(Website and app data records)
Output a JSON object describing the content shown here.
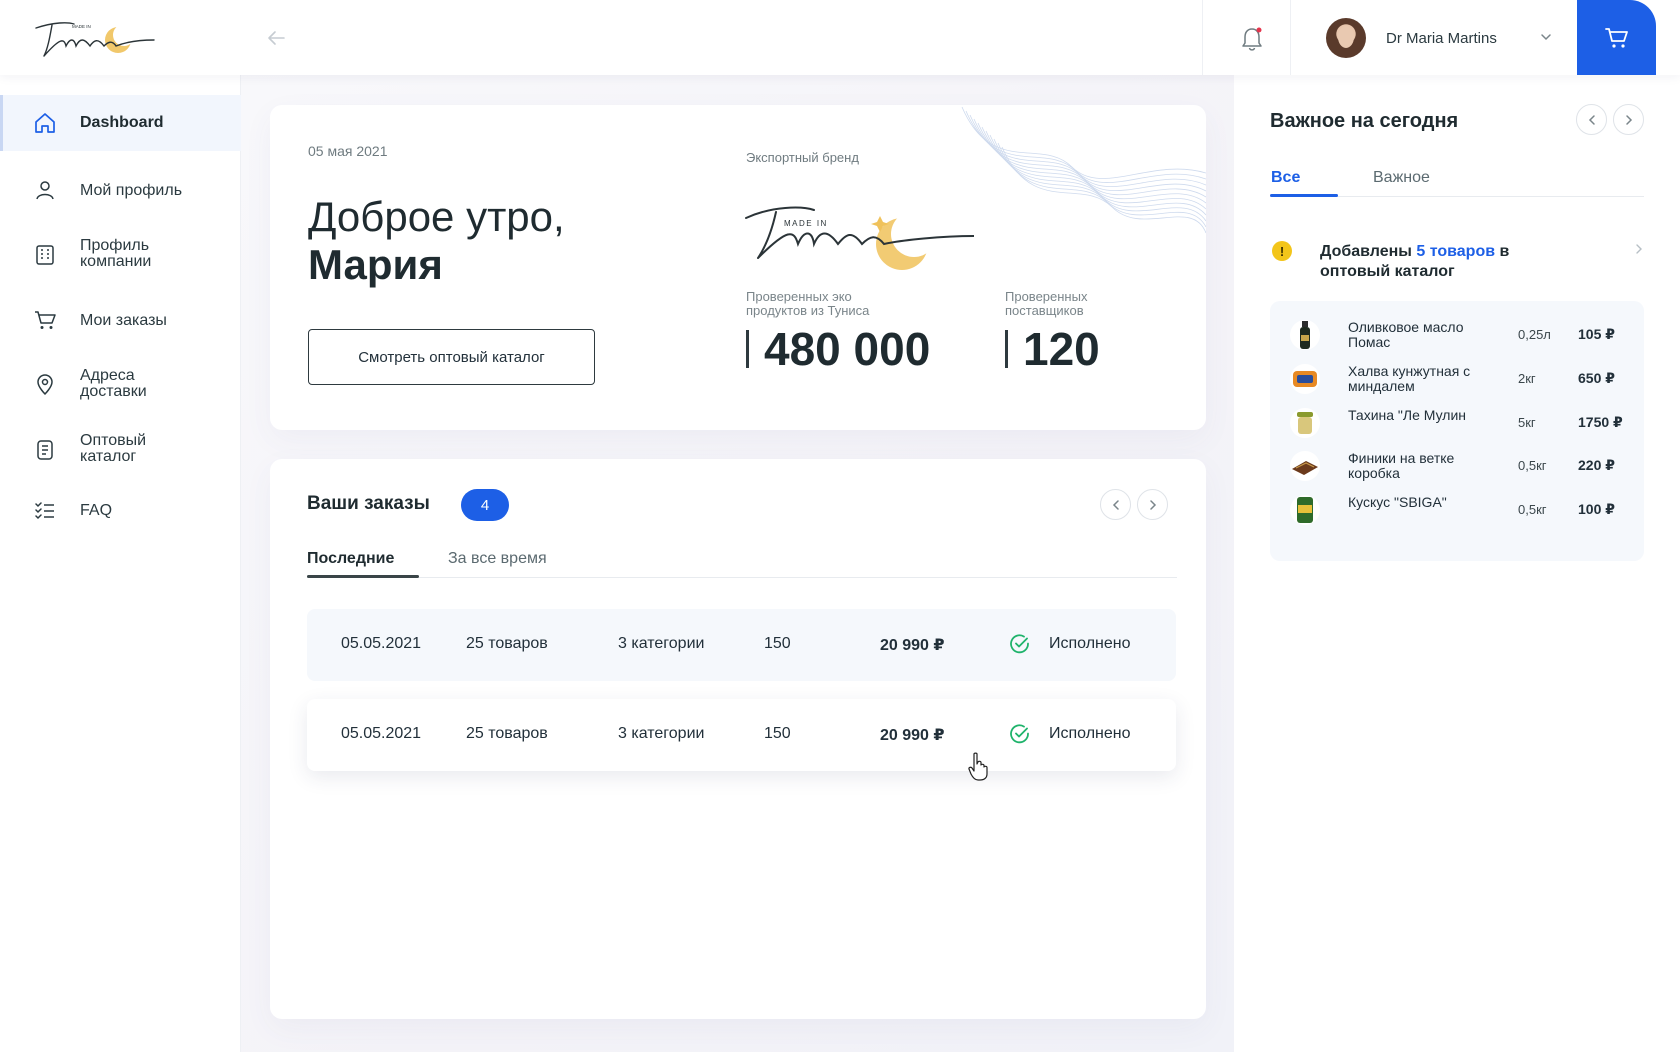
{
  "header": {
    "logo_small": "MADE IN",
    "logo_script": "Tunisia",
    "user_name": "Dr Maria Martins"
  },
  "sidebar": {
    "items": [
      {
        "label": "Dashboard",
        "icon": "home-icon",
        "active": true
      },
      {
        "label": "Мой профиль",
        "icon": "user-icon"
      },
      {
        "label": "Профиль компании",
        "icon": "building-icon"
      },
      {
        "label": "Мои заказы",
        "icon": "cart-icon"
      },
      {
        "label": "Адреса доставки",
        "icon": "location-pin-icon"
      },
      {
        "label": "Оптовый каталог",
        "icon": "document-icon"
      },
      {
        "label": "FAQ",
        "icon": "checklist-icon"
      }
    ]
  },
  "hero": {
    "date": "05 мая 2021",
    "greeting": "Доброе утро,",
    "name": "Мария",
    "catalog_button": "Смотреть оптовый каталог",
    "brand_label": "Экспортный бренд",
    "brand_logo_small": "MADE IN",
    "brand_logo_script": "Tunisia",
    "stats": [
      {
        "label": "Проверенных эко продуктов из Туниса",
        "value": "480 000"
      },
      {
        "label": "Проверенных поставщиков",
        "value": "120"
      }
    ]
  },
  "orders": {
    "title": "Ваши заказы",
    "count": "4",
    "tabs": [
      {
        "label": "Последние",
        "active": true
      },
      {
        "label": "За все время"
      }
    ],
    "rows": [
      {
        "date": "05.05.2021",
        "items": "25 товаров",
        "categories": "3 категории",
        "quantity": "150",
        "total": "20 990 ₽",
        "status": "Исполнено"
      },
      {
        "date": "05.05.2021",
        "items": "25 товаров",
        "categories": "3 категории",
        "quantity": "150",
        "total": "20 990 ₽",
        "status": "Исполнено"
      }
    ]
  },
  "today": {
    "title": "Важное на сегодня",
    "tabs": [
      {
        "label": "Все",
        "active": true
      },
      {
        "label": "Важное"
      }
    ],
    "notice": {
      "prefix": "Добавлены",
      "link": "5 товаров",
      "suffix": "в оптовый каталог"
    },
    "products": [
      {
        "name": "Оливковое масло Помас",
        "qty": "0,25л",
        "price": "105 ₽"
      },
      {
        "name": "Халва кунжутная с миндалем",
        "qty": "2кг",
        "price": "650 ₽"
      },
      {
        "name": "Тахина \"Ле Мулин",
        "qty": "5кг",
        "price": "1750 ₽"
      },
      {
        "name": "Финики на ветке коробка",
        "qty": "0,5кг",
        "price": "220 ₽"
      },
      {
        "name": "Кускус \"SBIGA\"",
        "qty": "0,5кг",
        "price": "100 ₽"
      }
    ]
  },
  "colors": {
    "accent": "#1d5fe6",
    "status_ok": "#1fb36b",
    "warning": "#f3c51a",
    "logo_gold": "#f0c25b"
  }
}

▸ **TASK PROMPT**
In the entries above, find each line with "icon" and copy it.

▸ **ANSWER FOR THE TASK**
        "icon": "home-icon",
        "icon": "user-icon"
        "icon": "building-icon"
        "icon": "cart-icon"
        "icon": "location-pin-icon"
        "icon": "document-icon"
        "icon": "checklist-icon"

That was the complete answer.